Below is a statement from Travis Breaux of the USACM Council on the White House review of “Big Data” based on extended comments to the Office of Science and technology Policy

"The rise of big data highlights tensions that have existed in U.S. efforts to protect consumer privacy and limit government use of data. If big data trends continue as we expect to focus on discovering new knowledge from larger and richer collections of data, new tools and processes for protecting and securing the data and insights gleaned from this information are needed to augment the protections currently available.

"The more that we make decisions which depend on big data, the more important it is that we understand the provenance and accuracy of this data. An important tool for this application is to provide consumers with the ability to check that collected data is indeed accurate, and to allow consumers to correct or dispute inaccuracies.

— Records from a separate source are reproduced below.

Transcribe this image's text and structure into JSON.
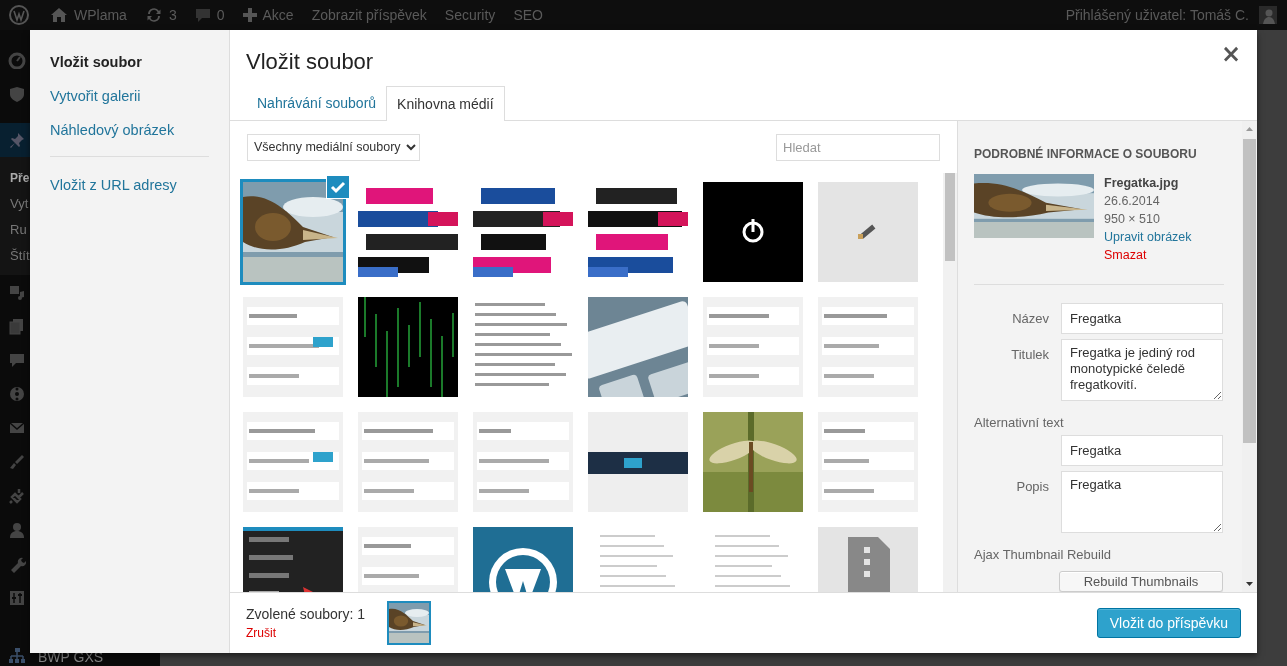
{
  "admin_bar": {
    "site": "WPlama",
    "updates": "3",
    "comments": "0",
    "new": "Akce",
    "links": [
      "Zobrazit příspěvek",
      "Security",
      "SEO"
    ],
    "account": "Přihlášený uživatel: Tomáš C."
  },
  "admin_menu": {
    "items": [
      {
        "selected": false
      },
      {
        "selected": false
      },
      {
        "selected": true,
        "submenu": [
          {
            "label": "Pře",
            "selected": true
          },
          {
            "label": "Vyt",
            "selected": false
          },
          {
            "label": "Ru",
            "selected": false
          },
          {
            "label": "Štít",
            "selected": false
          }
        ]
      },
      {
        "selected": false
      },
      {
        "selected": false
      },
      {
        "selected": false
      },
      {
        "selected": false
      },
      {
        "selected": false
      },
      {
        "selected": false
      },
      {
        "selected": false
      },
      {
        "selected": false
      },
      {
        "selected": false
      },
      {
        "selected": false
      },
      {
        "selected": false,
        "label": "BWP GXS"
      }
    ]
  },
  "modal": {
    "title": "Vložit soubor",
    "close": "×",
    "menu": [
      {
        "label": "Vložit soubor",
        "selected": true,
        "separator_before": false
      },
      {
        "label": "Vytvořit galerii",
        "selected": false,
        "separator_before": false
      },
      {
        "label": "Náhledový obrázek",
        "selected": false,
        "separator_before": false
      },
      {
        "label": "Vložit z URL adresy",
        "selected": false,
        "separator_before": true
      }
    ],
    "tabs": [
      {
        "label": "Nahrávání souborů",
        "selected": false
      },
      {
        "label": "Knihovna médií",
        "selected": true
      }
    ],
    "filter": "Všechny mediální soubory",
    "search": {
      "placeholder": "Hledat"
    },
    "items": [
      {
        "selected": true
      },
      {
        "selected": false
      },
      {
        "selected": false
      },
      {
        "selected": false
      },
      {
        "selected": false
      },
      {
        "selected": false
      },
      {
        "selected": false
      },
      {
        "selected": false
      },
      {
        "selected": false
      },
      {
        "selected": false
      },
      {
        "selected": false
      },
      {
        "selected": false
      },
      {
        "selected": false
      },
      {
        "selected": false
      },
      {
        "selected": false
      },
      {
        "selected": false
      },
      {
        "selected": false
      },
      {
        "selected": false
      },
      {
        "selected": false
      },
      {
        "selected": false
      },
      {
        "selected": false
      },
      {
        "selected": false
      },
      {
        "selected": false
      },
      {
        "selected": false
      }
    ],
    "details": {
      "heading": "PODROBNÉ INFORMACE O SOUBORU",
      "filename": "Fregatka.jpg",
      "date": "26.6.2014",
      "dimensions": "950 × 510",
      "edit_link": "Upravit obrázek",
      "delete_link": "Smazat",
      "fields": [
        {
          "label": "Název",
          "value": "Fregatka",
          "kind": "input"
        },
        {
          "label": "Titulek",
          "value": "Fregatka je jediný rod monotypické čeledě fregatkovití.",
          "kind": "textarea"
        },
        {
          "label": "Alternativní text",
          "value": "Fregatka",
          "kind": "input_below"
        },
        {
          "label": "Popis",
          "value": "Fregatka",
          "kind": "textarea"
        }
      ],
      "plugin_label": "Ajax Thumbnail Rebuild",
      "plugin_button": "Rebuild Thumbnails"
    },
    "selection": {
      "count_label": "Zvolené soubory: 1",
      "clear": "Zrušit"
    },
    "insert_button": "Vložit do příspěvku"
  }
}
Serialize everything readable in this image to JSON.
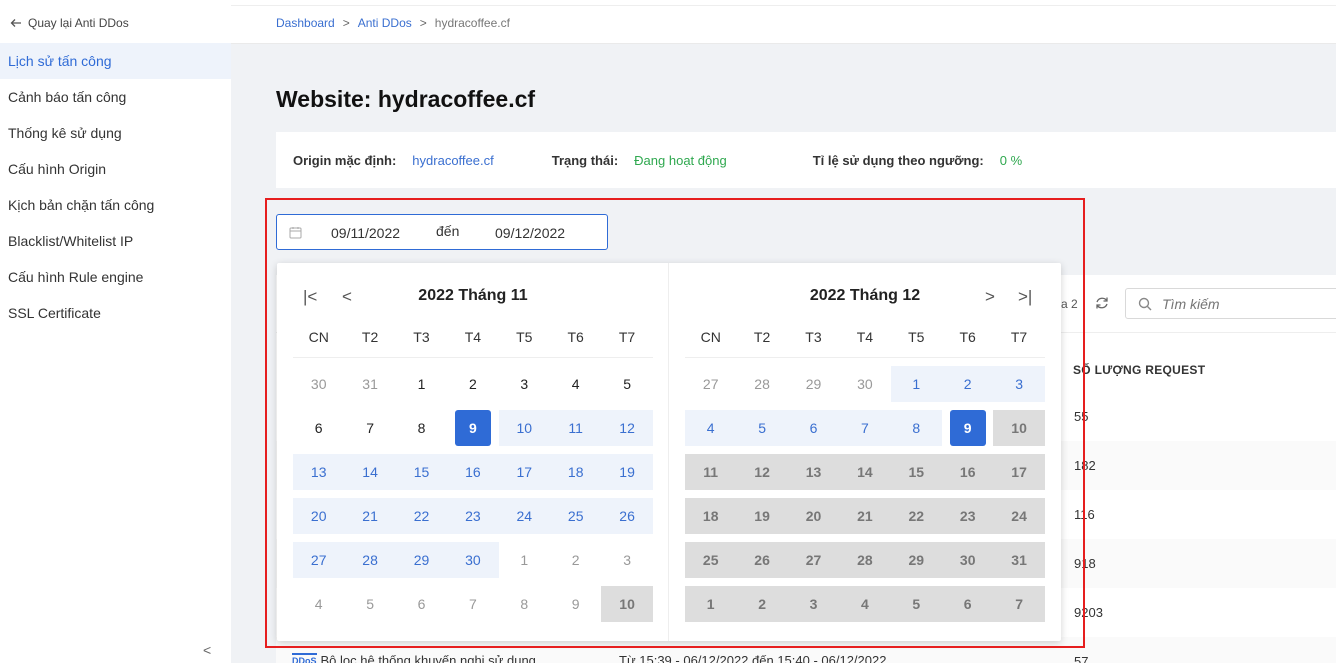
{
  "sidebar": {
    "back_label": "Quay lại Anti DDos",
    "items": [
      {
        "label": "Lịch sử tấn công",
        "active": true
      },
      {
        "label": "Cảnh báo tấn công"
      },
      {
        "label": "Thống kê sử dụng"
      },
      {
        "label": "Cấu hình Origin"
      },
      {
        "label": "Kịch bản chặn tấn công"
      },
      {
        "label": "Blacklist/Whitelist IP"
      },
      {
        "label": "Cấu hình Rule engine"
      },
      {
        "label": "SSL Certificate"
      }
    ],
    "collapse_label": "<"
  },
  "breadcrumb": {
    "items": [
      "Dashboard",
      "Anti DDos"
    ],
    "sep": ">",
    "current": "hydracoffee.cf"
  },
  "page": {
    "title": "Website: hydracoffee.cf"
  },
  "info": {
    "origin_label": "Origin mặc định:",
    "origin_value": "hydracoffee.cf",
    "status_label": "Trạng thái:",
    "status_value": "Đang hoạt động",
    "ratio_label": "Tỉ lệ sử dụng theo ngưỡng:",
    "ratio_value": "0 %"
  },
  "range": {
    "start": "09/11/2022",
    "to": "đến",
    "end": "09/12/2022"
  },
  "calendar": {
    "weekdays": [
      "CN",
      "T2",
      "T3",
      "T4",
      "T5",
      "T6",
      "T7"
    ],
    "left": {
      "title": "2022 Tháng 11",
      "nav_first": "|<",
      "nav_prev": "<",
      "days": [
        [
          "30",
          "31",
          "1",
          "2",
          "3",
          "4",
          "5"
        ],
        [
          "6",
          "7",
          "8",
          "9",
          "10",
          "11",
          "12"
        ],
        [
          "13",
          "14",
          "15",
          "16",
          "17",
          "18",
          "19"
        ],
        [
          "20",
          "21",
          "22",
          "23",
          "24",
          "25",
          "26"
        ],
        [
          "27",
          "28",
          "29",
          "30",
          "1",
          "2",
          "3"
        ],
        [
          "4",
          "5",
          "6",
          "7",
          "8",
          "9",
          "10"
        ]
      ]
    },
    "right": {
      "title": "2022 Tháng 12",
      "nav_next": ">",
      "nav_last": ">|",
      "days": [
        [
          "27",
          "28",
          "29",
          "30",
          "1",
          "2",
          "3"
        ],
        [
          "4",
          "5",
          "6",
          "7",
          "8",
          "9",
          "10"
        ],
        [
          "11",
          "12",
          "13",
          "14",
          "15",
          "16",
          "17"
        ],
        [
          "18",
          "19",
          "20",
          "21",
          "22",
          "23",
          "24"
        ],
        [
          "25",
          "26",
          "27",
          "28",
          "29",
          "30",
          "31"
        ],
        [
          "1",
          "2",
          "3",
          "4",
          "5",
          "6",
          "7"
        ]
      ]
    }
  },
  "table": {
    "pager_partial": "a 2",
    "search_placeholder": "Tìm kiếm",
    "column_header": "SỐ LƯỢNG REQUEST",
    "request_values": [
      "55",
      "182",
      "116",
      "918",
      "9203",
      "57"
    ],
    "bottom_row_icon": "DDoS",
    "bottom_row_name": "Bộ lọc hệ thống khuyến nghị sử dụng",
    "bottom_row_time": "Từ 15:39 - 06/12/2022 đến 15:40 - 06/12/2022"
  },
  "colors": {
    "accent": "#2f6bd6",
    "status_green": "#2fa84f",
    "highlight_red": "#e61e1e",
    "range_bg": "#eef3fb",
    "disabled_bg": "#dddddd"
  }
}
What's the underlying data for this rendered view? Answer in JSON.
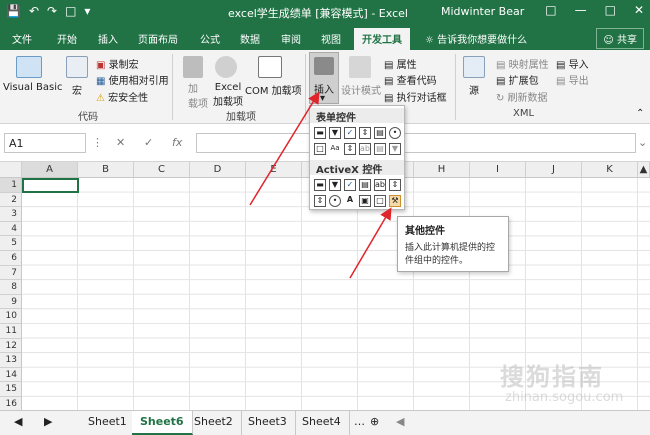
{
  "titlebar": {
    "title": "excel学生成绩单  [兼容模式]  -  Excel",
    "user": "Midwinter Bear"
  },
  "menu": {
    "tabs": [
      "文件",
      "开始",
      "插入",
      "页面布局",
      "公式",
      "数据",
      "审阅",
      "视图",
      "开发工具"
    ],
    "active": "开发工具",
    "tell": "告诉我你想要做什么",
    "share": "共享"
  },
  "ribbon": {
    "vb": "Visual Basic",
    "macro": "宏",
    "record": "录制宏",
    "relative": "使用相对引用",
    "security": "宏安全性",
    "group_code": "代码",
    "addins": "加\n载项",
    "addins_line1": "加",
    "addins_line2": "载项",
    "excel_addins_1": "Excel",
    "excel_addins_2": "加载项",
    "com_addins": "COM 加载项",
    "group_addins": "加载项",
    "insert": "插入",
    "design": "设计模式",
    "props": "属性",
    "viewcode": "查看代码",
    "dialog": "执行对话框",
    "source": "源",
    "map_props": "映射属性",
    "expand": "扩展包",
    "refresh": "刷新数据",
    "import": "导入",
    "export": "导出",
    "group_xml": "XML"
  },
  "formula": {
    "namebox": "A1",
    "fx": "fx"
  },
  "grid": {
    "columns": [
      "A",
      "B",
      "C",
      "D",
      "E",
      "F",
      "G",
      "H",
      "I",
      "J",
      "K"
    ],
    "rows": [
      "1",
      "2",
      "3",
      "4",
      "5",
      "6",
      "7",
      "8",
      "9",
      "10",
      "11",
      "12",
      "13",
      "14",
      "15",
      "16"
    ]
  },
  "dropdown": {
    "form_header": "表单控件",
    "activex_header": "ActiveX 控件"
  },
  "tooltip": {
    "title": "其他控件",
    "desc": "插入此计算机提供的控件组中的控件。"
  },
  "sheets": [
    "Sheet1",
    "Sheet6",
    "Sheet2",
    "Sheet3",
    "Sheet4"
  ],
  "active_sheet": "Sheet6",
  "watermark": "搜狗指南",
  "watermark_url": "zhinan.sogou.com",
  "colors": {
    "excel_green": "#217346",
    "arrow_red": "#e0242b"
  }
}
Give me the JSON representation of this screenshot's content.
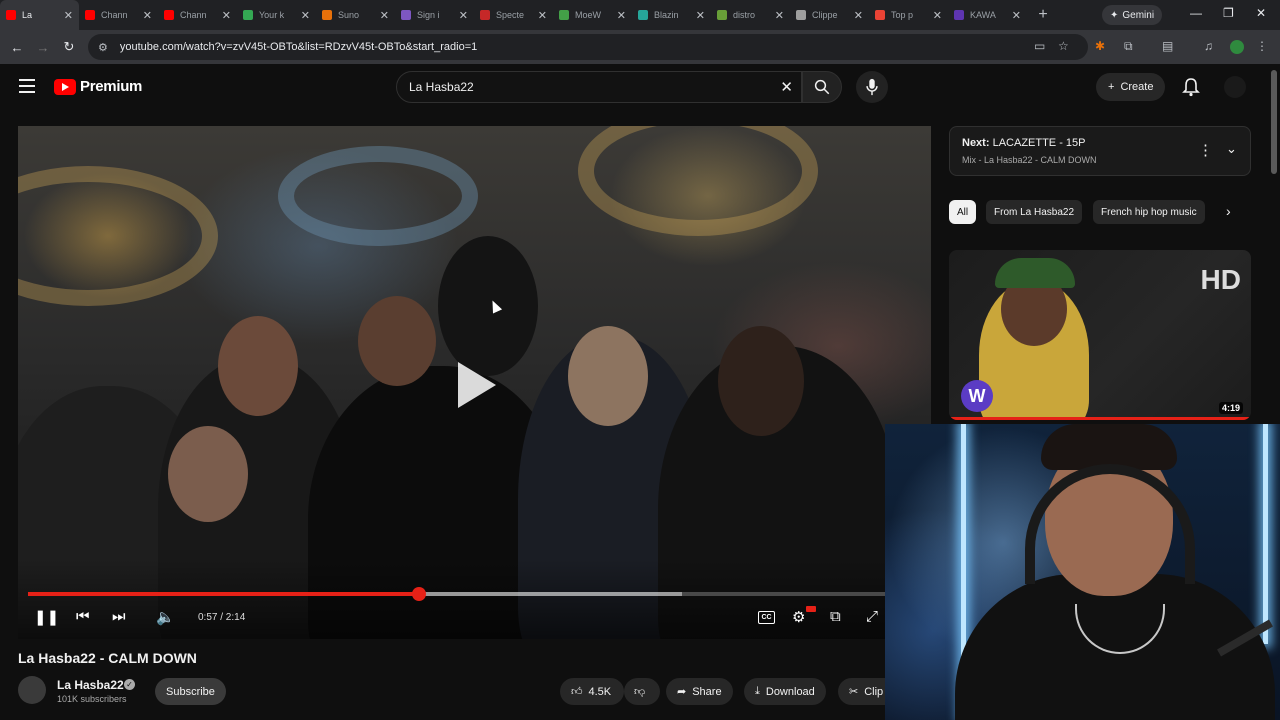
{
  "browser": {
    "tabs": [
      {
        "label": "La",
        "color": "#ff0000",
        "active": true
      },
      {
        "label": "Chann",
        "color": "#ff0000"
      },
      {
        "label": "Chann",
        "color": "#ff0000"
      },
      {
        "label": "Your k",
        "color": "#34a853"
      },
      {
        "label": "Suno",
        "color": "#e8710a"
      },
      {
        "label": "Sign i",
        "color": "#7e57c2"
      },
      {
        "label": "Specte",
        "color": "#c62828"
      },
      {
        "label": "MoeW",
        "color": "#43a047"
      },
      {
        "label": "Blazin",
        "color": "#26a69a"
      },
      {
        "label": "distro",
        "color": "#689f38"
      },
      {
        "label": "Clippe",
        "color": "#9e9e9e"
      },
      {
        "label": "Top p",
        "color": "#ea4335"
      },
      {
        "label": "KAWA",
        "color": "#5e35b1"
      }
    ],
    "gemini_label": "Gemini",
    "url": "youtube.com/watch?v=zvV45t-OBTo&list=RDzvV45t-OBTo&start_radio=1"
  },
  "youtube": {
    "brand": "Premium",
    "search_value": "La Hasba22",
    "create_label": "Create"
  },
  "player": {
    "time": "0:57 / 2:14",
    "progress_fraction": 0.4542,
    "buffered_fraction": 0.76
  },
  "video": {
    "title": "La Hasba22 - CALM DOWN",
    "channel": "La Hasba22",
    "subscribers": "101K subscribers",
    "subscribe_label": "Subscribe",
    "likes": "4.5K",
    "share_label": "Share",
    "download_label": "Download",
    "clip_label": "Clip"
  },
  "sidebar": {
    "next_prefix": "Next:",
    "next_title": "LACAZETTE - 15P",
    "next_subtitle": "Mix - La Hasba22 - CALM DOWN",
    "chips": [
      "All",
      "From La Hasba22",
      "French hip hop music"
    ],
    "thumb_badge": "HD",
    "thumb_duration": "4:19"
  },
  "colors": {
    "accent": "#e62117",
    "bg": "#0f0f0f"
  }
}
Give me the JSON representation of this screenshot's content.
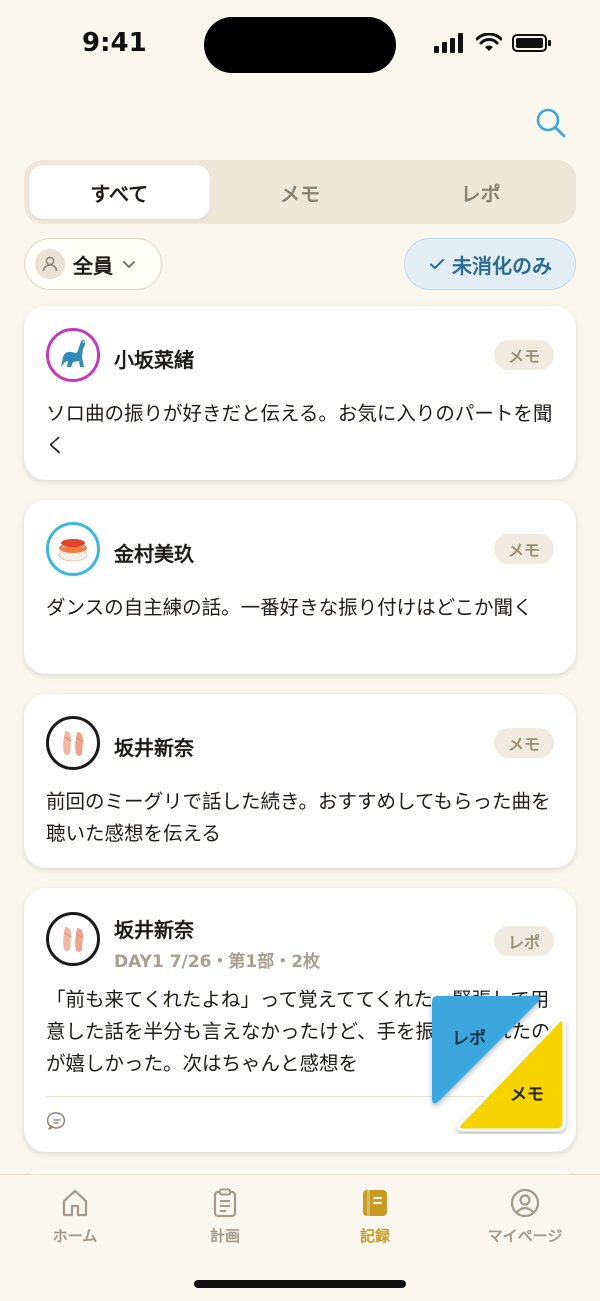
{
  "status": {
    "time": "9:41"
  },
  "tabs": [
    {
      "label": "すべて",
      "active": true
    },
    {
      "label": "メモ",
      "active": false
    },
    {
      "label": "レポ",
      "active": false
    }
  ],
  "filters": {
    "member": "全員",
    "unread": "未消化のみ"
  },
  "cards": [
    {
      "name": "小坂菜緒",
      "badge": "メモ",
      "text": "ソロ曲の振りが好きだと伝える。お気に入りのパートを聞く",
      "avatar_icon": "dinosaur-icon",
      "avatar_ring": "#c53ab7"
    },
    {
      "name": "金村美玖",
      "badge": "メモ",
      "text": "ダンスの自主練の話。一番好きな振り付けはどこか聞く",
      "avatar_icon": "sushi-icon",
      "avatar_ring": "#3bb7e0"
    },
    {
      "name": "坂井新奈",
      "badge": "メモ",
      "text": "前回のミーグリで話した続き。おすすめしてもらった曲を聴いた感想を伝える",
      "avatar_icon": "pointe-shoes-icon",
      "avatar_ring": "#1a1a1a"
    },
    {
      "name": "坂井新奈",
      "subtitle": "DAY1 7/26・第1部・2枚",
      "badge": "レポ",
      "text": "「前も来てくれたよね」って覚えててくれた。緊張して用意した話を半分も言えなかったけど、手を振ってくれたのが嬉しかった。次はちゃんと感想を",
      "avatar_icon": "pointe-shoes-icon",
      "avatar_ring": "#1a1a1a"
    }
  ],
  "fab": {
    "repo": "レポ",
    "memo": "メモ"
  },
  "nav": [
    {
      "label": "ホーム",
      "icon": "home-icon",
      "active": false
    },
    {
      "label": "計画",
      "icon": "clipboard-icon",
      "active": false
    },
    {
      "label": "記録",
      "icon": "notebook-icon",
      "active": true
    },
    {
      "label": "マイページ",
      "icon": "profile-icon",
      "active": false
    }
  ],
  "colors": {
    "accent": "#c79a22",
    "background": "#faf7ef",
    "fab_repo": "#3aa7de",
    "fab_memo": "#f5d400"
  }
}
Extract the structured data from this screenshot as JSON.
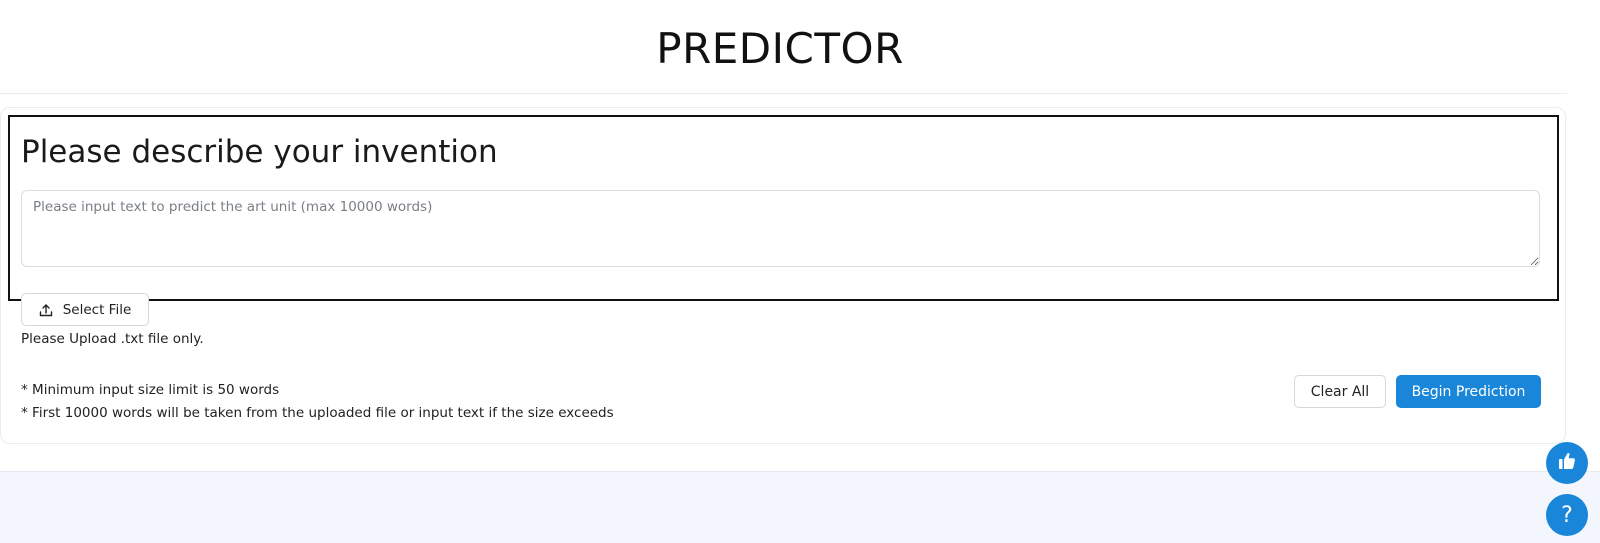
{
  "header": {
    "title": "PREDICTOR"
  },
  "form": {
    "heading": "Please describe your invention",
    "textarea_placeholder": "Please input text to predict the art unit (max 10000 words)",
    "textarea_value": "",
    "select_file_label": "Select File",
    "upload_note": "Please Upload .txt file only.",
    "notes": [
      "* Minimum input size limit is 50 words",
      "* First 10000 words will be taken from the uploaded file or input text if the size exceeds"
    ],
    "clear_label": "Clear All",
    "begin_label": "Begin Prediction"
  },
  "floating_buttons": {
    "like_icon": "thumbs-up-icon",
    "help_icon": "question-icon",
    "help_glyph": "?"
  },
  "colors": {
    "accent": "#1a86d9",
    "bottom_background": "#f3f6fd"
  }
}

"Tracking the flow of data will also become more important as it will likely change hands more frequently. Ensuring that the data remains accurate, secure and uncorrupted would benefit from a sustained effort to develop approaches, technology and standards for systematic tracking of data provenance and metadata through research funding and adoption of the Fair Information Practice Principles (FIPPs). An important challenge to applying the FIPPs to big data is the need for government agencies to increase coordination on privacy as data changes hands or is made available to third parties.

"Improving the outcomes or productivity of big data use would benefit from lessons learned in large archival efforts to date (e.g. libraries, music). These include standardization of data formats and incentives to make data available for public benefit (e.g. medical research).

"Technology trends that affect big data collection, storage, analysis and use increasingly face the challenges of data de-identification and re-identification, where further research will be needed as well as evaluating existing research results that have yet to be widely adopted. Novel techniques are also needed to enable consumers to express their privacy preferences and computer security setup tradeoffs that present clear options for informed consent.

"Moving forward, policies in big data will need to be flexible to account for the rapid change of what is the state of the art. They should be as technology-neutral as possible. Policies can also help to encourage needed infrastructure, including: inexpensive, yet secure repositories for collected data, flexible and usable privacy settings for consumers, and additional privacy risk controls that system developers can use to reduce these risks to consumers early in the design of their systems."

Travis Breaux is Chair of the U.S. Public Policy Council (USACM) Security and Privacy Committee and Assistant Professor of Computer Science at Carnegie Mellon University.

Read USACM's public comments to the Office of Science and Technology Policy.